However, when we are talking about selling a book, the medium* truly does matter.
You couldn’t sell a movie on 16mm film in several giant film cans the same way you can sell a digital copy today. The former would just go to specialized collectors, which would likely not be an impulse buy. If you put those film cans in the checkout line at the local grocery store, you would likely never sell one. If you either offered them online, or in a specialized store, or perhaps at a convention of film buffs, you would.
Similarly, I think it’s becoming less likely that you’ll be able to sell paperbooks on impulse in the places where it has been since about World War II (on spinner racks in a “drugstore”, for example).

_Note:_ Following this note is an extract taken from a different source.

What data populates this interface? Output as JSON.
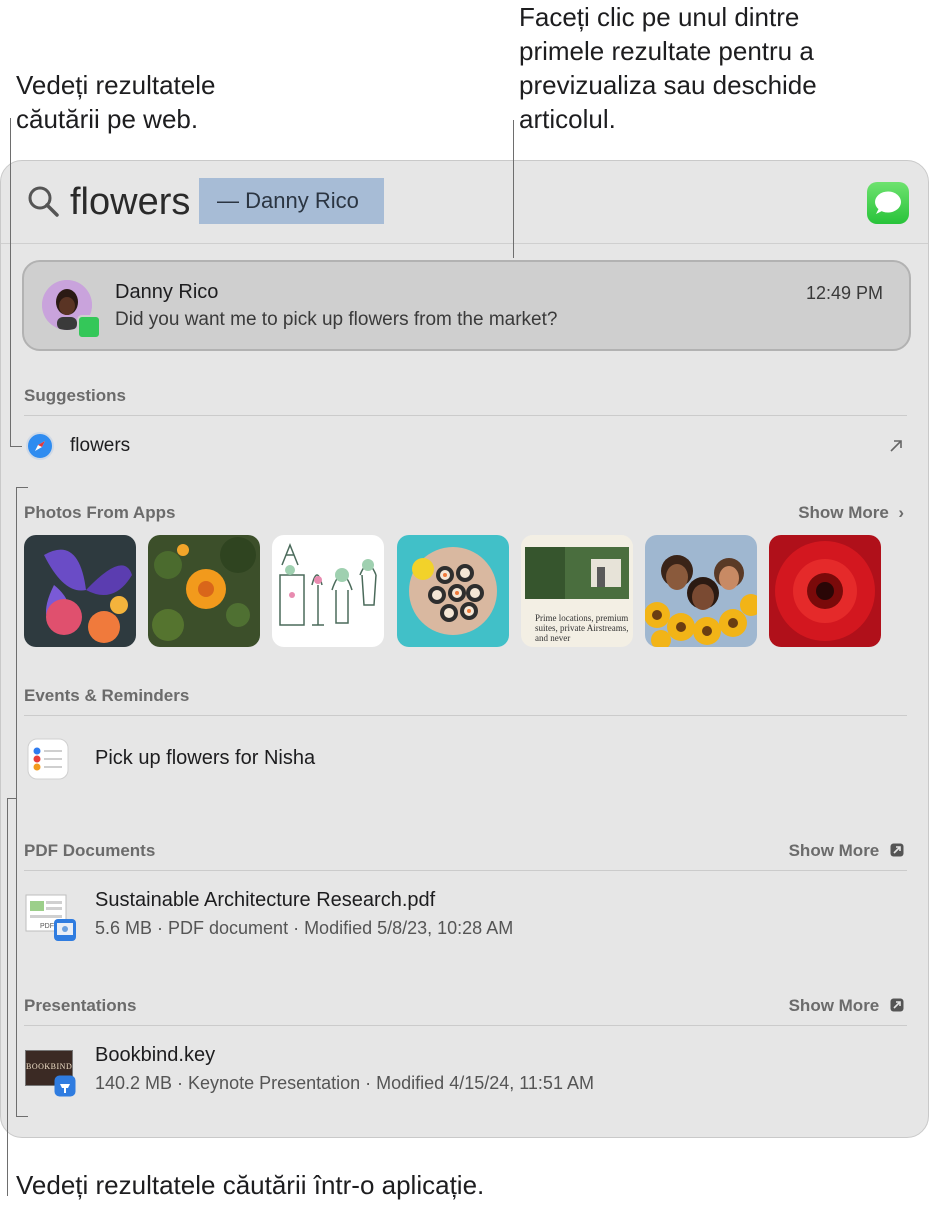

Do people impulse buy e-books?
That’s a bit trickier to define, and I don’t think people are doing that much yet.
Certainly, I see something in the Kindle Daily Deal, and I may buy it although I had no plan to do so ten minutes earlier.
Here’s the difference, though: I went to look at the Kindle Daily Deal (which I do pretty much every day).
I was already mentally prepared for the fact that I might buy a book, even if it wasn’t that particular one.
With the kind of discovery I was discussing, someone would see a book and buy it when they hadn’t gone out to buy a book.
That doesn’t quite fit my personal experiences in the beginning of this post…I was looking for a book, although I wasn’t in a spot specifically to buy one.
Impulse buying of e-books can occur when you get an e-mail you hadn’t specifically requested, or maybe see one in a tweet, or get to it in an app or be scanning a code in a magazine.
As AR** (Augmented Reality) becomes more a part of our lives, there will be more impulse buying of digital goods. AR is when you are looking “through” your cellphone (or, in the future, through items like Google glasses), and you see something additional (an augmentation) laid over that reality. You could be on a bus, for example, and “see” books floating past you, asking to be purchased. That would create true impulse buying of e-books.
If impulse buying of paperbooks largely goes away, that will change the way that people will market them. I’ve suggested a scenario before where we see some popular new novels costing $50 (but being printed on much higher quality materials) in the next few years, and those won’t be sold on impulse.
Thanks to Jeff for a comment that, I think, helped me enhance this post.
* Jeff had referenced Marshall McLuhan, who famously said “the medium is the message”
** To use AR, you have to have a camera (since something needs to perceive your current reality before it can add to it). For Kindles, that means the second generation of Kindle Fires. Here is a search for compatible augmented reality in the Amazon Appstore
This post by Bufo Calvin originally appeared in the I Love My Kindle blog.